DATASET RECORDS:

----

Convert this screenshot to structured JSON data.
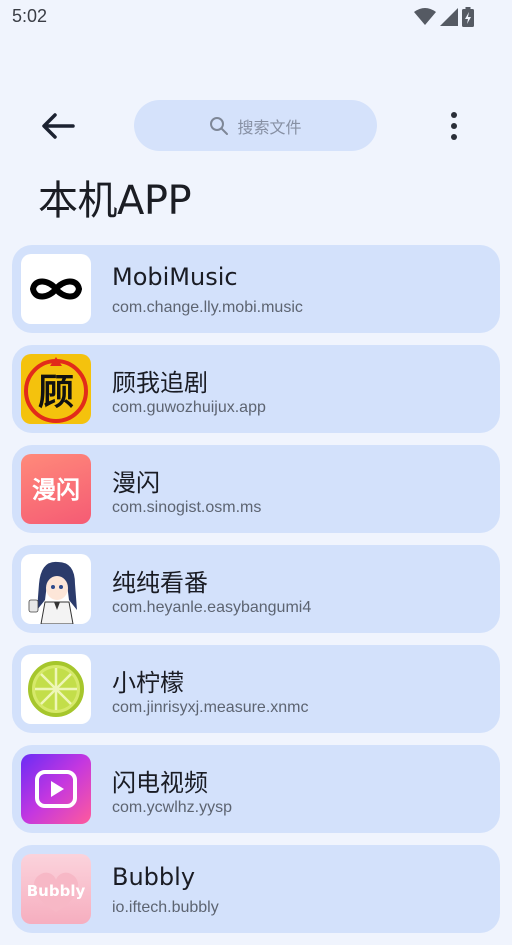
{
  "status_bar": {
    "time": "5:02"
  },
  "header": {
    "search_placeholder": "搜索文件",
    "title": "本机APP"
  },
  "apps": [
    {
      "name": "MobiMusic",
      "package": "com.change.lly.mobi.music",
      "icon": "infinity-icon"
    },
    {
      "name": "顾我追剧",
      "package": "com.guwozhuijux.app",
      "icon": "guwo-icon",
      "icon_text": "顾"
    },
    {
      "name": "漫闪",
      "package": "com.sinogist.osm.ms",
      "icon": "manshan-icon",
      "icon_text": "漫闪"
    },
    {
      "name": "纯纯看番",
      "package": "com.heyanle.easybangumi4",
      "icon": "anime-girl-icon"
    },
    {
      "name": "小柠檬",
      "package": "com.jinrisyxj.measure.xnmc",
      "icon": "lemon-icon"
    },
    {
      "name": "闪电视频",
      "package": "com.ycwlhz.yysp",
      "icon": "play-icon"
    },
    {
      "name": "Bubbly",
      "package": "io.iftech.bubbly",
      "icon": "bubbly-icon",
      "icon_text": "Bubbly"
    }
  ],
  "colors": {
    "background": "#f0f4fd",
    "card": "#d3e1fb",
    "search": "#d5e2fb"
  }
}
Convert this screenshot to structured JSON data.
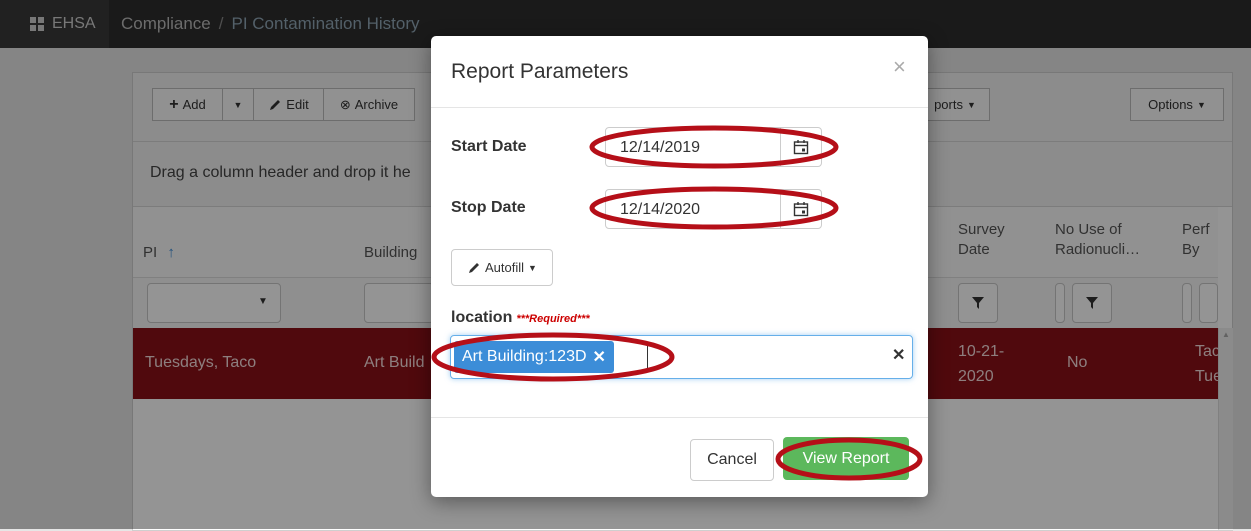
{
  "topbar": {
    "brand": "EHSA",
    "crumb_section": "Compliance",
    "crumb_sep": "/",
    "crumb_current": "PI Contamination History"
  },
  "toolbar": {
    "add": "Add",
    "edit": "Edit",
    "archive": "Archive",
    "reports": "ports",
    "options": "Options"
  },
  "grid": {
    "hint": "Drag a column header and drop it he",
    "headers": {
      "pi": "PI",
      "building": "Building",
      "survey_date_1": "Survey",
      "survey_date_2": "Date",
      "no_use_1": "No Use of",
      "no_use_2": "Radionucli…",
      "perf_1": "Perf",
      "perf_2": "By"
    },
    "row": {
      "pi": "Tuesdays, Taco",
      "building": "Art Build",
      "survey_1": "10-21-",
      "survey_2": "2020",
      "no_use": "No",
      "perf_1": "Tac",
      "perf_2": "Tue"
    }
  },
  "modal": {
    "title": "Report Parameters",
    "close": "×",
    "start_label": "Start Date",
    "start_value": "12/14/2019",
    "stop_label": "Stop Date",
    "stop_value": "12/14/2020",
    "autofill": "Autofill",
    "location_label": "location",
    "location_required": "***Required***",
    "location_chip": "Art Building:123D",
    "chip_remove": "✕",
    "clear_all": "✕",
    "cancel": "Cancel",
    "view_report": "View Report"
  },
  "colors": {
    "topbar": "#2d2d2d",
    "row_selected": "#8b1117",
    "chip": "#3c8dd8",
    "primary": "#5cb85c",
    "annotation": "#b50f18"
  }
}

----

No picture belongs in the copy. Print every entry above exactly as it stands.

Convert this screenshot to structured JSON data.
{
  "status_bar": {
    "time": "5:02"
  },
  "header": {
    "search_placeholder": "搜索文件",
    "title": "本机APP"
  },
  "apps": [
    {
      "name": "MobiMusic",
      "package": "com.change.lly.mobi.music",
      "icon": "infinity-icon"
    },
    {
      "name": "顾我追剧",
      "package": "com.guwozhuijux.app",
      "icon": "guwo-icon",
      "icon_text": "顾"
    },
    {
      "name": "漫闪",
      "package": "com.sinogist.osm.ms",
      "icon": "manshan-icon",
      "icon_text": "漫闪"
    },
    {
      "name": "纯纯看番",
      "package": "com.heyanle.easybangumi4",
      "icon": "anime-girl-icon"
    },
    {
      "name": "小柠檬",
      "package": "com.jinrisyxj.measure.xnmc",
      "icon": "lemon-icon"
    },
    {
      "name": "闪电视频",
      "package": "com.ycwlhz.yysp",
      "icon": "play-icon"
    },
    {
      "name": "Bubbly",
      "package": "io.iftech.bubbly",
      "icon": "bubbly-icon",
      "icon_text": "Bubbly"
    }
  ],
  "colors": {
    "background": "#f0f4fd",
    "card": "#d3e1fb",
    "search": "#d5e2fb"
  }
}
Convert this screenshot to structured JSON data.
{
  "topbar": {
    "brand": "EHSA",
    "crumb_section": "Compliance",
    "crumb_sep": "/",
    "crumb_current": "PI Contamination History"
  },
  "toolbar": {
    "add": "Add",
    "edit": "Edit",
    "archive": "Archive",
    "reports": "ports",
    "options": "Options"
  },
  "grid": {
    "hint": "Drag a column header and drop it he",
    "headers": {
      "pi": "PI",
      "building": "Building",
      "survey_date_1": "Survey",
      "survey_date_2": "Date",
      "no_use_1": "No Use of",
      "no_use_2": "Radionucli…",
      "perf_1": "Perf",
      "perf_2": "By"
    },
    "row": {
      "pi": "Tuesdays, Taco",
      "building": "Art Build",
      "survey_1": "10-21-",
      "survey_2": "2020",
      "no_use": "No",
      "perf_1": "Tac",
      "perf_2": "Tue"
    }
  },
  "modal": {
    "title": "Report Parameters",
    "close": "×",
    "start_label": "Start Date",
    "start_value": "12/14/2019",
    "stop_label": "Stop Date",
    "stop_value": "12/14/2020",
    "autofill": "Autofill",
    "location_label": "location",
    "location_required": "***Required***",
    "location_chip": "Art Building:123D",
    "chip_remove": "✕",
    "clear_all": "✕",
    "cancel": "Cancel",
    "view_report": "View Report"
  },
  "colors": {
    "topbar": "#2d2d2d",
    "row_selected": "#8b1117",
    "chip": "#3c8dd8",
    "primary": "#5cb85c",
    "annotation": "#b50f18"
  }
}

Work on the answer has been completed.